Pictures aside, restate the records below exactly as written.

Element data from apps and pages
··········

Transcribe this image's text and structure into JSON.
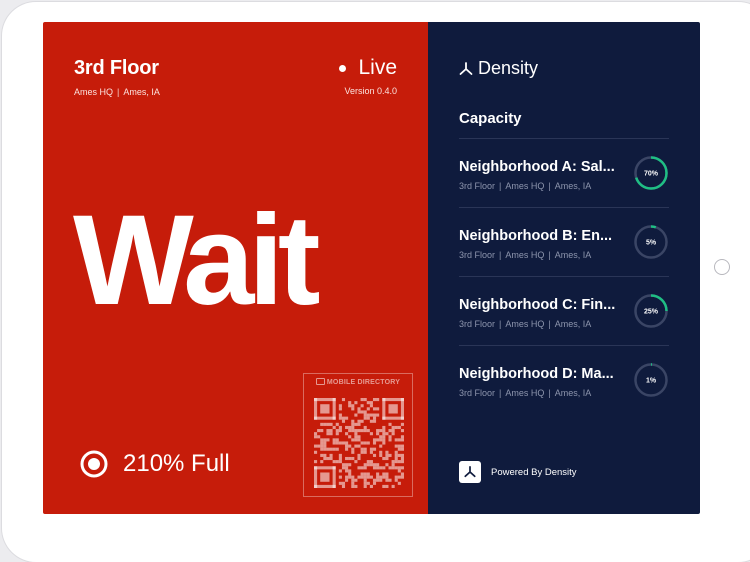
{
  "colors": {
    "status_bg": "#c61c0a",
    "panel_bg": "#0f1b3d",
    "ring_fill": "#1fbf84",
    "ring_track": "#3a4565"
  },
  "left": {
    "floor": "3rd Floor",
    "building": "Ames HQ",
    "separator": "|",
    "city": "Ames, IA",
    "live_label": "Live",
    "version": "Version 0.4.0",
    "status": "Wait",
    "qr_label": "MOBILE DIRECTORY",
    "qr_icon": "camera-icon",
    "occupancy": "210% Full",
    "occupancy_icon": "target-icon"
  },
  "right": {
    "brand": "Density",
    "brand_icon": "density-logo-icon",
    "capacity_title": "Capacity",
    "separator": "|",
    "neighborhoods": [
      {
        "name": "Neighborhood A: Sal...",
        "floor": "3rd Floor",
        "building": "Ames HQ",
        "city": "Ames, IA",
        "pct_label": "70%",
        "pct": 70
      },
      {
        "name": "Neighborhood B: En...",
        "floor": "3rd Floor",
        "building": "Ames HQ",
        "city": "Ames, IA",
        "pct_label": "5%",
        "pct": 5
      },
      {
        "name": "Neighborhood C: Fin...",
        "floor": "3rd Floor",
        "building": "Ames HQ",
        "city": "Ames, IA",
        "pct_label": "25%",
        "pct": 25
      },
      {
        "name": "Neighborhood D: Ma...",
        "floor": "3rd Floor",
        "building": "Ames HQ",
        "city": "Ames, IA",
        "pct_label": "1%",
        "pct": 1
      }
    ],
    "powered_by": "Powered By Density"
  }
}
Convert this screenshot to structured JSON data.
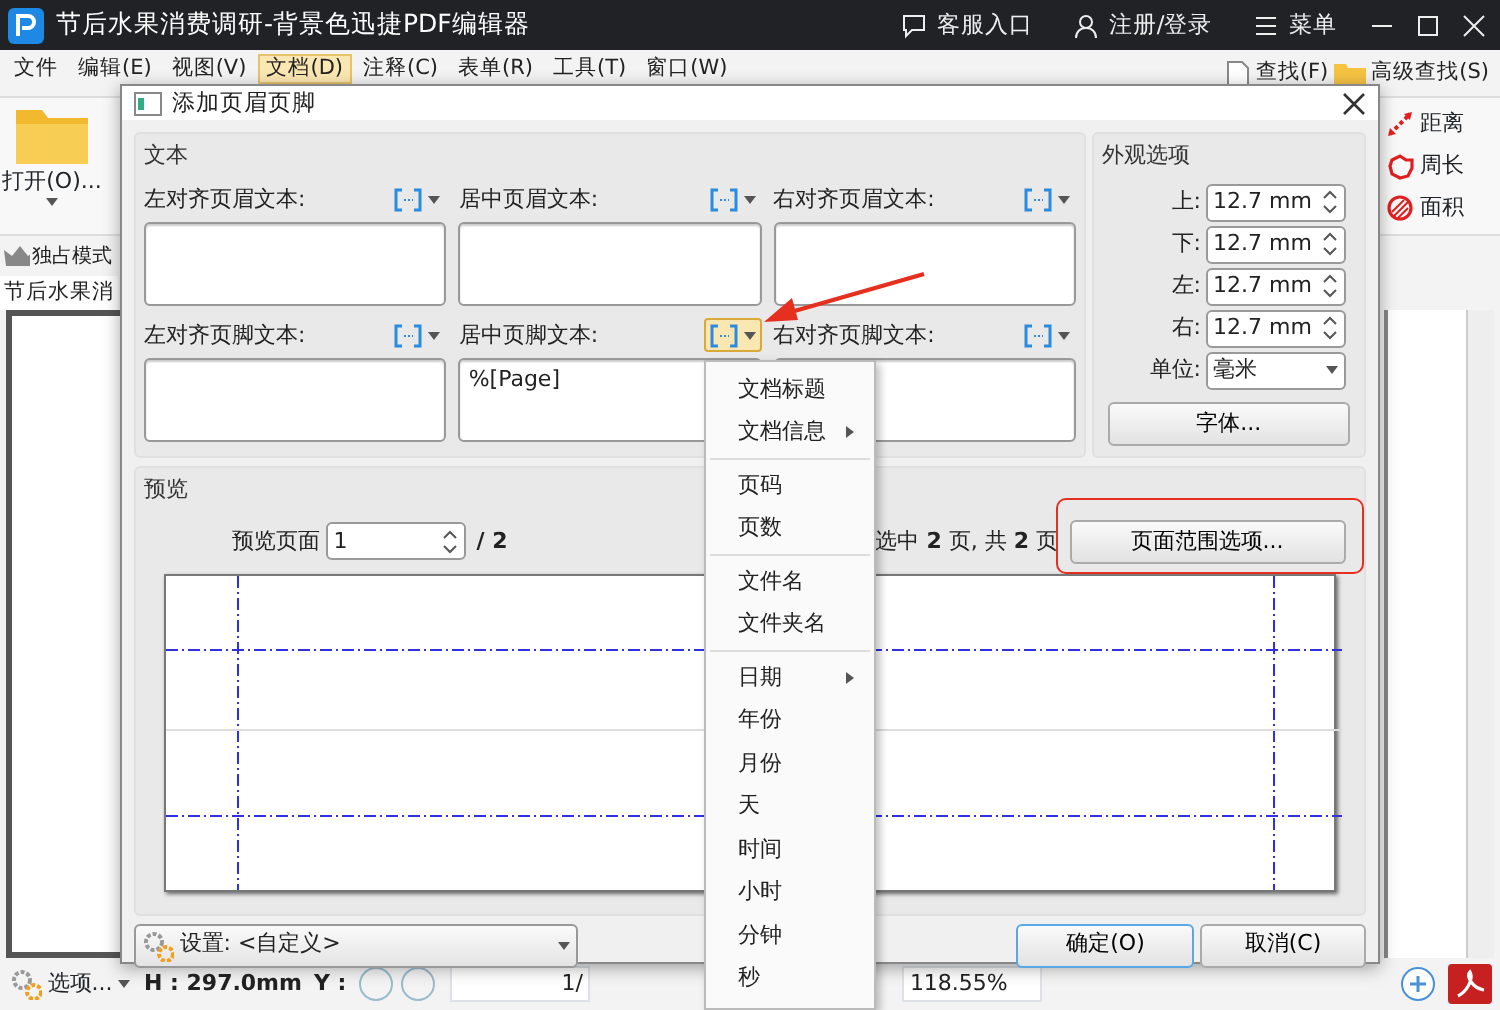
{
  "window": {
    "title": "节后水果消费调研-背景色迅捷PDF编辑器",
    "actions": [
      "客服入口",
      "注册/登录",
      "菜单"
    ]
  },
  "menu_bar": [
    {
      "label": "文件",
      "selected": false
    },
    {
      "label": "编辑(E)",
      "selected": false
    },
    {
      "label": "视图(V)",
      "selected": false
    },
    {
      "label": "文档(D)",
      "selected": true
    },
    {
      "label": "注释(C)",
      "selected": false
    },
    {
      "label": "表单(R)",
      "selected": false
    },
    {
      "label": "工具(T)",
      "selected": false
    },
    {
      "label": "窗口(W)",
      "selected": false
    }
  ],
  "search_tools": [
    "查找(F)",
    "高级查找(S)"
  ],
  "ribbon": {
    "open_label": "打开(O)...",
    "measure": [
      {
        "kind": "distance",
        "label": "距离"
      },
      {
        "kind": "perimeter",
        "label": "周长"
      },
      {
        "kind": "area",
        "label": "面积"
      }
    ]
  },
  "exclusive_mode": "独占模式",
  "document_tab": "节后水果消",
  "status_bar": {
    "options": "选项...",
    "height": "H : 297.0mm",
    "y": "Y :",
    "page": "1/",
    "zoom": "118.55%"
  },
  "dialog": {
    "title": "添加页眉页脚",
    "text_group": "文本",
    "fields": [
      {
        "label": "左对齐页眉文本:",
        "menu_open": false
      },
      {
        "label": "居中页眉文本:",
        "menu_open": false
      },
      {
        "label": "右对齐页眉文本:",
        "menu_open": false
      },
      {
        "label": "左对齐页脚文本:",
        "menu_open": false
      },
      {
        "label": "居中页脚文本:",
        "value": "%[Page]",
        "menu_open": true
      },
      {
        "label": "右对齐页脚文本:",
        "menu_open": false
      }
    ],
    "appearance": {
      "title": "外观选项",
      "margins": [
        {
          "label": "上:",
          "value": "12.7 mm"
        },
        {
          "label": "下:",
          "value": "12.7 mm"
        },
        {
          "label": "左:",
          "value": "12.7 mm"
        },
        {
          "label": "右:",
          "value": "12.7 mm"
        }
      ],
      "unit_label": "单位:",
      "unit": "毫米",
      "font_button": "字体..."
    },
    "preview": {
      "title": "预览",
      "page_label": "预览页面",
      "page": "1",
      "total": "/ 2",
      "range": "选中 **2** 页, 共 **2** 页",
      "range_button": "页面范围选项..."
    },
    "settings": "设置: <自定义>",
    "ok": "确定(O)",
    "cancel": "取消(C)"
  },
  "insert_menu": [
    {
      "label": "文档标题",
      "submenu": false,
      "separator_before": false
    },
    {
      "label": "文档信息",
      "submenu": true,
      "separator_before": false
    },
    {
      "label": "页码",
      "submenu": false,
      "separator_before": true
    },
    {
      "label": "页数",
      "submenu": false,
      "separator_before": false
    },
    {
      "label": "文件名",
      "submenu": false,
      "separator_before": true
    },
    {
      "label": "文件夹名",
      "submenu": false,
      "separator_before": false
    },
    {
      "label": "日期",
      "submenu": true,
      "separator_before": true
    },
    {
      "label": "年份",
      "submenu": false,
      "separator_before": false
    },
    {
      "label": "月份",
      "submenu": false,
      "separator_before": false
    },
    {
      "label": "天",
      "submenu": false,
      "separator_before": false
    },
    {
      "label": "时间",
      "submenu": false,
      "separator_before": false
    },
    {
      "label": "小时",
      "submenu": false,
      "separator_before": false
    },
    {
      "label": "分钟",
      "submenu": false,
      "separator_before": false
    },
    {
      "label": "秒",
      "submenu": false,
      "separator_before": false
    }
  ]
}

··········

Your response
Transcribe this image's text and structure into JSON.
{
  "colors": {
    "status_bg": "#c61c0a",
    "panel_bg": "#0f1b3d",
    "ring_fill": "#1fbf84",
    "ring_track": "#3a4565"
  },
  "left": {
    "floor": "3rd Floor",
    "building": "Ames HQ",
    "separator": "|",
    "city": "Ames, IA",
    "live_label": "Live",
    "version": "Version 0.4.0",
    "status": "Wait",
    "qr_label": "MOBILE DIRECTORY",
    "qr_icon": "camera-icon",
    "occupancy": "210% Full",
    "occupancy_icon": "target-icon"
  },
  "right": {
    "brand": "Density",
    "brand_icon": "density-logo-icon",
    "capacity_title": "Capacity",
    "separator": "|",
    "neighborhoods": [
      {
        "name": "Neighborhood A: Sal...",
        "floor": "3rd Floor",
        "building": "Ames HQ",
        "city": "Ames, IA",
        "pct_label": "70%",
        "pct": 70
      },
      {
        "name": "Neighborhood B: En...",
        "floor": "3rd Floor",
        "building": "Ames HQ",
        "city": "Ames, IA",
        "pct_label": "5%",
        "pct": 5
      },
      {
        "name": "Neighborhood C: Fin...",
        "floor": "3rd Floor",
        "building": "Ames HQ",
        "city": "Ames, IA",
        "pct_label": "25%",
        "pct": 25
      },
      {
        "name": "Neighborhood D: Ma...",
        "floor": "3rd Floor",
        "building": "Ames HQ",
        "city": "Ames, IA",
        "pct_label": "1%",
        "pct": 1
      }
    ],
    "powered_by": "Powered By Density"
  }
}
Convert this screenshot to structured JSON data.
{
  "window": {
    "title": "节后水果消费调研-背景色迅捷PDF编辑器",
    "actions": [
      "客服入口",
      "注册/登录",
      "菜单"
    ]
  },
  "menu_bar": [
    {
      "label": "文件",
      "selected": false
    },
    {
      "label": "编辑(E)",
      "selected": false
    },
    {
      "label": "视图(V)",
      "selected": false
    },
    {
      "label": "文档(D)",
      "selected": true
    },
    {
      "label": "注释(C)",
      "selected": false
    },
    {
      "label": "表单(R)",
      "selected": false
    },
    {
      "label": "工具(T)",
      "selected": false
    },
    {
      "label": "窗口(W)",
      "selected": false
    }
  ],
  "search_tools": [
    "查找(F)",
    "高级查找(S)"
  ],
  "ribbon": {
    "open_label": "打开(O)...",
    "measure": [
      {
        "kind": "distance",
        "label": "距离"
      },
      {
        "kind": "perimeter",
        "label": "周长"
      },
      {
        "kind": "area",
        "label": "面积"
      }
    ]
  },
  "exclusive_mode": "独占模式",
  "document_tab": "节后水果消",
  "status_bar": {
    "options": "选项...",
    "height": "H : 297.0mm",
    "y": "Y :",
    "page": "1/",
    "zoom": "118.55%"
  },
  "dialog": {
    "title": "添加页眉页脚",
    "text_group": "文本",
    "fields": [
      {
        "label": "左对齐页眉文本:",
        "menu_open": false
      },
      {
        "label": "居中页眉文本:",
        "menu_open": false
      },
      {
        "label": "右对齐页眉文本:",
        "menu_open": false
      },
      {
        "label": "左对齐页脚文本:",
        "menu_open": false
      },
      {
        "label": "居中页脚文本:",
        "value": "%[Page]",
        "menu_open": true
      },
      {
        "label": "右对齐页脚文本:",
        "menu_open": false
      }
    ],
    "appearance": {
      "title": "外观选项",
      "margins": [
        {
          "label": "上:",
          "value": "12.7 mm"
        },
        {
          "label": "下:",
          "value": "12.7 mm"
        },
        {
          "label": "左:",
          "value": "12.7 mm"
        },
        {
          "label": "右:",
          "value": "12.7 mm"
        }
      ],
      "unit_label": "单位:",
      "unit": "毫米",
      "font_button": "字体..."
    },
    "preview": {
      "title": "预览",
      "page_label": "预览页面",
      "page": "1",
      "total": "/ 2",
      "range": "选中 **2** 页, 共 **2** 页",
      "range_button": "页面范围选项..."
    },
    "settings": "设置: <自定义>",
    "ok": "确定(O)",
    "cancel": "取消(C)"
  },
  "insert_menu": [
    {
      "label": "文档标题",
      "submenu": false,
      "separator_before": false
    },
    {
      "label": "文档信息",
      "submenu": true,
      "separator_before": false
    },
    {
      "label": "页码",
      "submenu": false,
      "separator_before": true
    },
    {
      "label": "页数",
      "submenu": false,
      "separator_before": false
    },
    {
      "label": "文件名",
      "submenu": false,
      "separator_before": true
    },
    {
      "label": "文件夹名",
      "submenu": false,
      "separator_before": false
    },
    {
      "label": "日期",
      "submenu": true,
      "separator_before": true
    },
    {
      "label": "年份",
      "submenu": false,
      "separator_before": false
    },
    {
      "label": "月份",
      "submenu": false,
      "separator_before": false
    },
    {
      "label": "天",
      "submenu": false,
      "separator_before": false
    },
    {
      "label": "时间",
      "submenu": false,
      "separator_before": false
    },
    {
      "label": "小时",
      "submenu": false,
      "separator_before": false
    },
    {
      "label": "分钟",
      "submenu": false,
      "separator_before": false
    },
    {
      "label": "秒",
      "submenu": false,
      "separator_before": false
    }
  ]
}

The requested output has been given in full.